I think we all feel that the work we’re being assigned to do outside of class is a lot to handle. A lot of times, students are awake early into the morning trying to do all of their homework after coming home from their extracurricular activities. Having all this work to do and not enough time to do it leads to a lack of sleep we so desperately need at this time in our brain’s development. There’s not a whole lot we can do to decrease the amount of work we are assigned, but a good way to deal with copious homework is to spread it out as evenly as possible. Let’s say you get assigned an essay due in two weeks, a science assignment that’s due in a week’s time, and two pages of math homework due the next day. As tempting as it is, try not to procrastinate. You’ll thank yourself later. Instead, try working on the homework that’s due the next day first, then if you have time, type a paragraph of the essay, and do half of the science assignment. This spreads the larger assignments out more evenly, so you’ll have less to stress over the night before the larger assignments are due.

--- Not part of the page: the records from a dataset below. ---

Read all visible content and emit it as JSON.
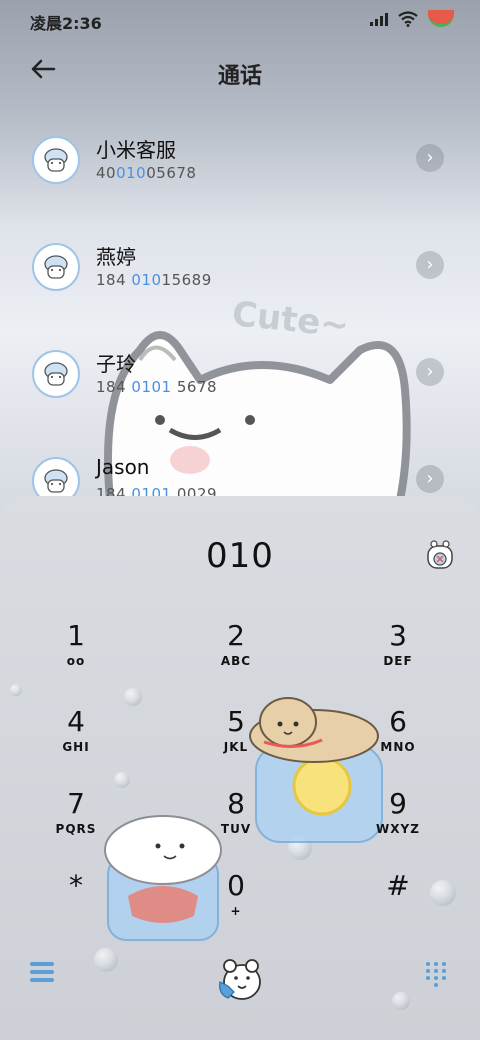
{
  "status_bar": {
    "time": "凌晨2:36",
    "icons": [
      "signal-icon",
      "wifi-icon",
      "battery-icon"
    ]
  },
  "header": {
    "title": "通话",
    "back_icon": "arrow-left-icon"
  },
  "contacts": [
    {
      "name": "小米客服",
      "number_pre": "40",
      "number_hl": "010",
      "number_post": "05678"
    },
    {
      "name": "燕婷",
      "number_pre": "184 ",
      "number_hl": "010",
      "number_post": "15689"
    },
    {
      "name": "子玲",
      "number_pre": "184 ",
      "number_hl": "0101",
      "number_post": " 5678"
    },
    {
      "name": "Jason",
      "number_pre": "184 ",
      "number_hl": "0101",
      "number_post": " 0029"
    }
  ],
  "decoration": {
    "cute_text": "Cute~"
  },
  "dialpad": {
    "digits": "010",
    "keys": [
      {
        "num": "1",
        "letters": "oo"
      },
      {
        "num": "2",
        "letters": "ABC"
      },
      {
        "num": "3",
        "letters": "DEF"
      },
      {
        "num": "4",
        "letters": "GHI"
      },
      {
        "num": "5",
        "letters": "JKL"
      },
      {
        "num": "6",
        "letters": "MNO"
      },
      {
        "num": "7",
        "letters": "PQRS"
      },
      {
        "num": "8",
        "letters": "TUV"
      },
      {
        "num": "9",
        "letters": "WXYZ"
      },
      {
        "num": "*",
        "letters": ""
      },
      {
        "num": "0",
        "letters": "+"
      },
      {
        "num": "#",
        "letters": ""
      }
    ]
  },
  "bottom_bar": {
    "left_icon": "menu-icon",
    "center_icon": "call-icon",
    "right_icon": "keypad-icon"
  },
  "colors": {
    "accent": "#5a9fd8",
    "highlight": "#4a90e2"
  }
}
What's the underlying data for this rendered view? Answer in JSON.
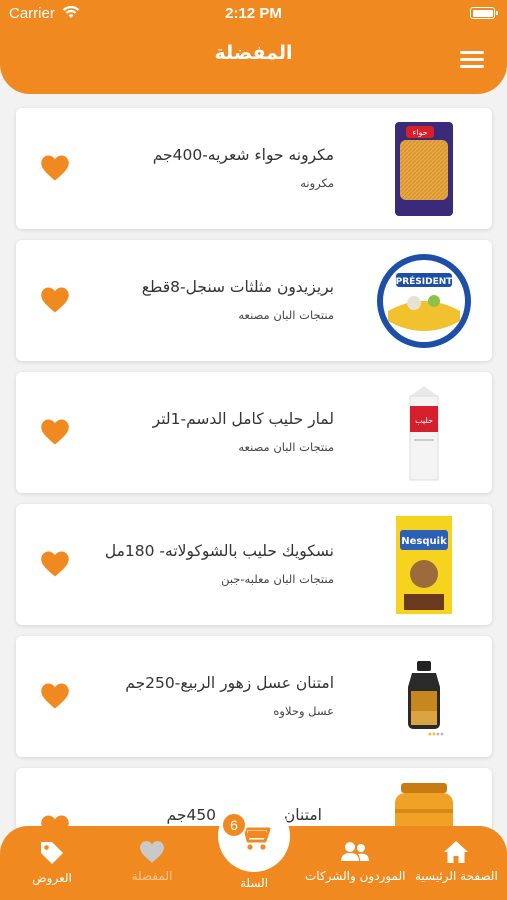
{
  "status": {
    "carrier": "Carrier",
    "time": "2:12 PM"
  },
  "header": {
    "title": "المفضلة"
  },
  "favorites": [
    {
      "name": "مكرونه حواء شعريه-400جم",
      "category": "مكرونه",
      "image": "pasta-bag"
    },
    {
      "name": "بريزيدون مثلثات سنجل-8قطع",
      "category": "منتجات البان مصنعه",
      "image": "cheese-box"
    },
    {
      "name": "لمار حليب كامل الدسم-1لتر",
      "category": "منتجات البان مصنعه",
      "image": "milk-carton"
    },
    {
      "name": "نسكويك حليب بالشوكولاته- 180مل",
      "category": "منتجات البان معلبه-جبن",
      "image": "nesquik-box"
    },
    {
      "name": "امتنان عسل زهور الربيع-250جم",
      "category": "عسل وحلاوه",
      "image": "honey-jar"
    },
    {
      "name": "امتنان",
      "name_suffix": "450جم",
      "category": "",
      "image": "honey-jar-large"
    }
  ],
  "bottom_nav": {
    "home": "الصفحة الرئيسية",
    "suppliers": "الموردون والشركات",
    "cart": "السلة",
    "cart_count": "6",
    "favorites": "المفضلة",
    "offers": "العروض"
  },
  "colors": {
    "accent": "#f0891f",
    "background": "#f2f2f2"
  }
}
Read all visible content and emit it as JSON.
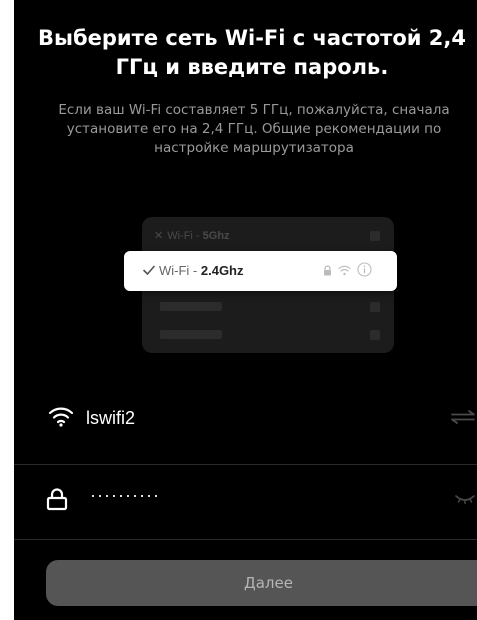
{
  "header": {
    "title": "Выберите сеть Wi-Fi с частотой 2,4 ГГц и введите пароль.",
    "subtitle": "Если ваш Wi-Fi составляет 5 ГГц, пожалуйста, сначала установите его на 2,4 ГГц. Общие рекомендации по настройке маршрутизатора"
  },
  "illustration": {
    "row_5ghz_prefix": "Wi-Fi - ",
    "row_5ghz_band": "5Ghz",
    "row_24ghz_prefix": "Wi-Fi - ",
    "row_24ghz_band": "2.4Ghz"
  },
  "wifi": {
    "ssid": "lswifi2",
    "password_masked": "··········"
  },
  "actions": {
    "next_label": "Далее"
  },
  "icons": [
    "wifi-icon",
    "swap-icon",
    "lock-icon",
    "eye-closed-icon",
    "check-icon",
    "info-icon"
  ],
  "colors": {
    "background": "#000000",
    "button": "#555555",
    "button_text": "#b5b5b5",
    "subtitle": "#9a9a9a"
  }
}
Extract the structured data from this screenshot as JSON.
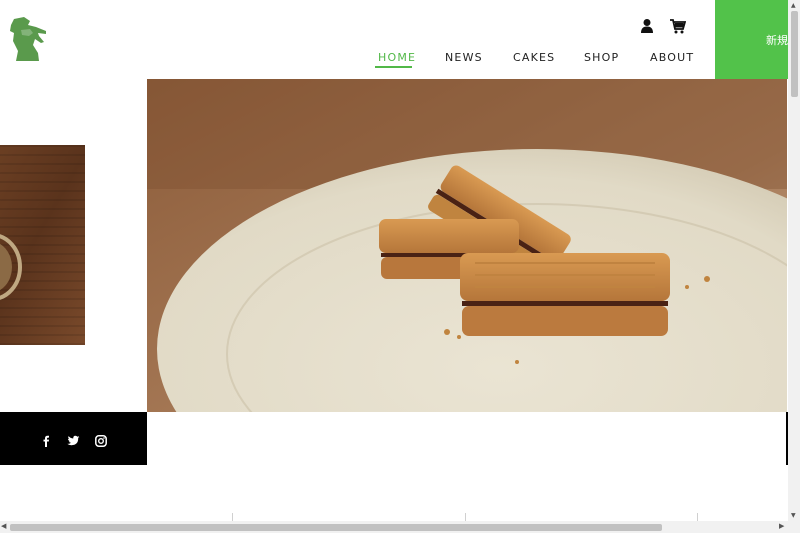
{
  "brand": {
    "logo_icon": "girl-silhouette-logo",
    "color": "#5a9a4c"
  },
  "header": {
    "icons": [
      "account-icon",
      "cart-icon"
    ],
    "nav": [
      {
        "label": "HOME",
        "active": true
      },
      {
        "label": "NEWS"
      },
      {
        "label": "CAKES"
      },
      {
        "label": "SHOP"
      },
      {
        "label": "ABOUT"
      }
    ],
    "register_label": "新規登録"
  },
  "hero": {
    "subject": "sandwich cookies on ceramic plate"
  },
  "social": {
    "icons": [
      "facebook-icon",
      "twitter-icon",
      "instagram-icon"
    ]
  },
  "colors": {
    "accent": "#52c24a",
    "nav_active": "#52b848",
    "text": "#222222"
  }
}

The standards put in place by our educators, parents, and other adults in our lives are higher than we often feel we can meet. Honors and AP students, for example, are driven insane by worries about their reputations and grades they’re supposed to uphold. The pressure to perform above excellent in schools has gotten much worse since the introduction of waves of state testing, and it isn’t getting any better. These pressures and standards can wear students down, burning them out, and ultimately taking their performance levels down. The only thing we can do is believe that we are doing the best we can. We can’t change what is expected of us, but we can change how we cope with possibly not meeting those standards. You have to believe that regardless of how you’re comparing to your peers or the standards you’re supposed to meet, you are doing the best you can do, and that’s all that matters, ultimately.

Perfectionism is a big factor when it comes to student mental health, especially advanced students. Because advanced students themselves to perform at a high level, when they struggle even a little bit, the stress they experience is overwhelming. To some advanced students, their grades determine their importance and their chance of success in the future.

In general, there are a few things you can do to take care of yourself in times of high stress. Take frequent breaks when you’re working on assignments to give yourself time to cool down. Take a walk around the block to help clear your head. Do homework with friends to have a better time while going through the work.

With the coming of darker evenings and less sunlight, one also has to think about seasonal depression. It’s a very real thing, and it can be extremely hard to cope with. To keep your mental health in the best shape it can be in the colder and darker months, try to take some vitamin D, be outside on sunny days as much as possible, find a hobby, journal, and maybe even try light therapy.

The most important thing is to remember that your mental health should be one of your top priorities. Mental health is just as important as physical health, and it should be taken care of and treated as such. You matter.